| What is required |
Only the last stretch of the records is wanted: restate word for word the line with "Serialize everything readable" and every line after it.
--- Records for this task ---
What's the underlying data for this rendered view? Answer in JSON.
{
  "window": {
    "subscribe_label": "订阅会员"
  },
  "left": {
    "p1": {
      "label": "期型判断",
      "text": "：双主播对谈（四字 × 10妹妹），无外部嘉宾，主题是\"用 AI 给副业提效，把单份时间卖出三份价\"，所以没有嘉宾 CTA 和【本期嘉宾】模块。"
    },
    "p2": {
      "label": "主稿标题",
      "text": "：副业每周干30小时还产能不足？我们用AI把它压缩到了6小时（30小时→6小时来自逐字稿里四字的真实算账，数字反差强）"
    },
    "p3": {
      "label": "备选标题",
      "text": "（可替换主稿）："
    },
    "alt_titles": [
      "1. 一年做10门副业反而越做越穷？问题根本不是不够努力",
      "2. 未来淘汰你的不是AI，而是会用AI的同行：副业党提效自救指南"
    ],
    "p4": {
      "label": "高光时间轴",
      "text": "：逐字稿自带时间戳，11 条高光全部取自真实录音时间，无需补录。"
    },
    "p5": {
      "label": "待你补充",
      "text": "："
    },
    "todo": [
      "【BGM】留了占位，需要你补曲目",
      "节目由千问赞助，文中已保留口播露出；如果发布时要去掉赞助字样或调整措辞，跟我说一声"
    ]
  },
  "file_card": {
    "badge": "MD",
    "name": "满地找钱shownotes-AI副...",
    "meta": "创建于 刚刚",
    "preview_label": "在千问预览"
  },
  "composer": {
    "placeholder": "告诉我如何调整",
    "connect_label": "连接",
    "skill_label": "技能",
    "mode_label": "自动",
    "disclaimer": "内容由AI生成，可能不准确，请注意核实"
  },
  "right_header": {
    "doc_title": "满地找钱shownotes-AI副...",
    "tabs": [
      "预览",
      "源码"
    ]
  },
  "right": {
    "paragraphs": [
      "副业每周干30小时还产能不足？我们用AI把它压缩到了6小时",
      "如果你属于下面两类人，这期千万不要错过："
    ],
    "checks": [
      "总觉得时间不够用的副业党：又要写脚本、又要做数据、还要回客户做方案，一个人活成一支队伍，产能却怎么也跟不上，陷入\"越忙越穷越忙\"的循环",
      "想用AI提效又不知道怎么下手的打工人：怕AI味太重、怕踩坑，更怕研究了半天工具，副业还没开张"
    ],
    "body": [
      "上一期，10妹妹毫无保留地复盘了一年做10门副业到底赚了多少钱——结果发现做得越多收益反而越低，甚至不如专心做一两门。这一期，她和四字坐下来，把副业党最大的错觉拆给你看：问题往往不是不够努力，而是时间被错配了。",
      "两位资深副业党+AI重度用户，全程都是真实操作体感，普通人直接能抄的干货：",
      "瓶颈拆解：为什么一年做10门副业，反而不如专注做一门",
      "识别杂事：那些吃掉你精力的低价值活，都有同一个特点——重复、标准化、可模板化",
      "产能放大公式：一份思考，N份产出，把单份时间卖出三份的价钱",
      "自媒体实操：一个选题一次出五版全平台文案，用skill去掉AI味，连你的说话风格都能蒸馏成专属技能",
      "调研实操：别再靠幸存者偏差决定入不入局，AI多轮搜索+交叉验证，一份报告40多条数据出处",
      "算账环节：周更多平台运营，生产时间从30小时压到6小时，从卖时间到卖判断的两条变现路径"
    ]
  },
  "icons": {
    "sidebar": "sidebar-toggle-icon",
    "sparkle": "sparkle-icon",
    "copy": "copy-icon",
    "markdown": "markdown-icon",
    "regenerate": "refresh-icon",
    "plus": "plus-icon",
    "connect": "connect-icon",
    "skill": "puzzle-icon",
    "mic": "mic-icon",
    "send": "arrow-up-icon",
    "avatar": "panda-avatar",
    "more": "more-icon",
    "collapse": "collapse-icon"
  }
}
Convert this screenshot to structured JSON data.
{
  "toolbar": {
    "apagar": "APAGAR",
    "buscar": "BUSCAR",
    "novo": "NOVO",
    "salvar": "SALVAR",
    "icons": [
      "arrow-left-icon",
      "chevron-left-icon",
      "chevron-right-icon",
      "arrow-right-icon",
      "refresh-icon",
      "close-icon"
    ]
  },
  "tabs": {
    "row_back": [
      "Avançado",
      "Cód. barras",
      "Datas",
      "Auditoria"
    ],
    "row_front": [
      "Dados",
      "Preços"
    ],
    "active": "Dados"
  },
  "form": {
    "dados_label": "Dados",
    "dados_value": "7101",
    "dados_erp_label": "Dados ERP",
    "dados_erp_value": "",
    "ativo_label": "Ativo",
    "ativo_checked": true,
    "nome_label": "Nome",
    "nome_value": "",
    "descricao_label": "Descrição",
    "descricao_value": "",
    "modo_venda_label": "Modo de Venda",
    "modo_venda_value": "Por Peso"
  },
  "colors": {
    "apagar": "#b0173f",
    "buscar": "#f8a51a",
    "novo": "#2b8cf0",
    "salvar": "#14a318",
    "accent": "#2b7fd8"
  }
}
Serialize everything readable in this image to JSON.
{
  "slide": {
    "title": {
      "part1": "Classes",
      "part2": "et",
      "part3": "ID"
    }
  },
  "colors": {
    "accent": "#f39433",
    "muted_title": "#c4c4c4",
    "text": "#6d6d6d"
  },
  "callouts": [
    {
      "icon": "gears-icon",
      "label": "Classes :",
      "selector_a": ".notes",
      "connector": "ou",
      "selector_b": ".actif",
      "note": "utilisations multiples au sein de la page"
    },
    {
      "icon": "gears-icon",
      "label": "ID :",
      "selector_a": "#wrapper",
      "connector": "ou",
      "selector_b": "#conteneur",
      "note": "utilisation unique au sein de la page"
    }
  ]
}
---
| Task solution |
Serialize everything readable in this image to JSON.
{
  "slide": {
    "title": {
      "part1": "Classes",
      "part2": "et",
      "part3": "ID"
    }
  },
  "colors": {
    "accent": "#f39433",
    "muted_title": "#c4c4c4",
    "text": "#6d6d6d"
  },
  "callouts": [
    {
      "icon": "gears-icon",
      "label": "Classes :",
      "selector_a": ".notes",
      "connector": "ou",
      "selector_b": ".actif",
      "note": "utilisations multiples au sein de la page"
    },
    {
      "icon": "gears-icon",
      "label": "ID :",
      "selector_a": "#wrapper",
      "connector": "ou",
      "selector_b": "#conteneur",
      "note": "utilisation unique au sein de la page"
    }
  ]
}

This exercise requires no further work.